committees and the Radiocarbon Laboratory.
SERIES 6: AWARDS
The AWARDS series contains a few certificates and awards received by Suess and includes a
complete list of the awards and honors achieved during his career.
SERIES 7: TEACHING MATERIALS
TEACHING MATERIALS are arranged chronologically and consist of a small amount of lecture
notes, visual aids, problem solutions, and study guides from cosmochemistry and
radiochemistry classes taught by Suess at UCSD.
SERIES 8: WRITINGS BY SUESS
WRITINGS BY SUESS is an extensive series divided into three parts: Numbered Publications,
General Writings, and Writings by Suess as Co-Author. This series contains a complete
collection of Suess' published work as well as manuscripts and typescripts of other work.
Many of these writings are in German. The Numbered Publications are publications by Suess
that were numbered by his secretary for retention in his academic archives. The original

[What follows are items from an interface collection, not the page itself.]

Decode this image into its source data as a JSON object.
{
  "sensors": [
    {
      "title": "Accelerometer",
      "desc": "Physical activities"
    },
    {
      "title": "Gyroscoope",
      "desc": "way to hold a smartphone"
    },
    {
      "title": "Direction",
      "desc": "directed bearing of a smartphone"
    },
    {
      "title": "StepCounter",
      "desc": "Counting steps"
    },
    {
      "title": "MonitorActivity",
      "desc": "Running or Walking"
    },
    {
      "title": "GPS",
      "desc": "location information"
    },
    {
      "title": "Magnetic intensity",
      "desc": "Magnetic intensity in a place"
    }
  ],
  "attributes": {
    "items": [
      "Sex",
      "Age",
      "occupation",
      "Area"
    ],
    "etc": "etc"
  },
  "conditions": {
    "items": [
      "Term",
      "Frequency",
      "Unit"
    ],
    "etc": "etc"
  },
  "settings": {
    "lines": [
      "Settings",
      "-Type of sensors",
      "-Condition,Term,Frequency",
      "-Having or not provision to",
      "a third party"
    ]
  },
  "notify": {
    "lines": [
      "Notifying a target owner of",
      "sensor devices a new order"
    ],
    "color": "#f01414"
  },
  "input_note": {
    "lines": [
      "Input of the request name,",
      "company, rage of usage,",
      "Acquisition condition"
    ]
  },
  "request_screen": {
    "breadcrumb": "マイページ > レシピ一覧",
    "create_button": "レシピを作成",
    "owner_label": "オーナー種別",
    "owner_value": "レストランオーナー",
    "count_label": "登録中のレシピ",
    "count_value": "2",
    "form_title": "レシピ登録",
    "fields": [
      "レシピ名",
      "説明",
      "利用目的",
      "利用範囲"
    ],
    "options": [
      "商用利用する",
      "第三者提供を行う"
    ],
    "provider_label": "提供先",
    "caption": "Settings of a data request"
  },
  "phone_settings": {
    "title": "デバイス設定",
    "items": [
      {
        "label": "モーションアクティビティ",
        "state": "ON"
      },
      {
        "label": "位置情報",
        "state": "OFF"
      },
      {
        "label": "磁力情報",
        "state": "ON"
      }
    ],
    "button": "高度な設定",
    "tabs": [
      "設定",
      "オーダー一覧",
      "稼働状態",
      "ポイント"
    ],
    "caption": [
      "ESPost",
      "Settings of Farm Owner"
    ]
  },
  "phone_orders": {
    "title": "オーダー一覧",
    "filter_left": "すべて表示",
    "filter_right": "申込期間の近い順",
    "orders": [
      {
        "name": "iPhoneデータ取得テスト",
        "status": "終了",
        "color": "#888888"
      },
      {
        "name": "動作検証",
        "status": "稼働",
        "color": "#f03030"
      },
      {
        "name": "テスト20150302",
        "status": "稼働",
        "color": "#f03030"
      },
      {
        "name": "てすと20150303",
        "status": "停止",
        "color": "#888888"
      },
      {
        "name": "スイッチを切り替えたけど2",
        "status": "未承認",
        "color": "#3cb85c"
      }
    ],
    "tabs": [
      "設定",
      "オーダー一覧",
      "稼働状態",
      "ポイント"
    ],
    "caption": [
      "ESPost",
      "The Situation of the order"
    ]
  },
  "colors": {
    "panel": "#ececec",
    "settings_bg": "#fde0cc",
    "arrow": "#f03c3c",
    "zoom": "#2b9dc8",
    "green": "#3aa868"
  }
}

numbering system has been maintained in this collection. The remainder of the writings is
SERIES 9: WRITINGS BY OTHERS
The WRITINGS BY OTHERS series is arranged alphabetically by surname of first author.
Authors represented in this series include UCSD faculty and graduate students and many
SERIES 10: PHOTOGRAPHS
PHOTOGRAPHS is a small series consisting of photographic prints of meteorites and comets,
photos of Suess and others. Several portraits of Suess dating from 1960 to 1980 are
included. In addition the series contains two photos of Suess' father and grandfather.
SERIES 11: ORIGINAL MATERIALS PHOTOCOPIED FROM COLLECTION
ORIGINAL MATERIALS PHOTOCOPIED FROM COLLECTION contain documents that have been
photocopied for preservation purposes. The copies of the original documents are foldered
in the appropriate location in the collection.
UNPROCESSED ACCESSION --M-1994.039
Miscellaneous files from Suess's laboratory.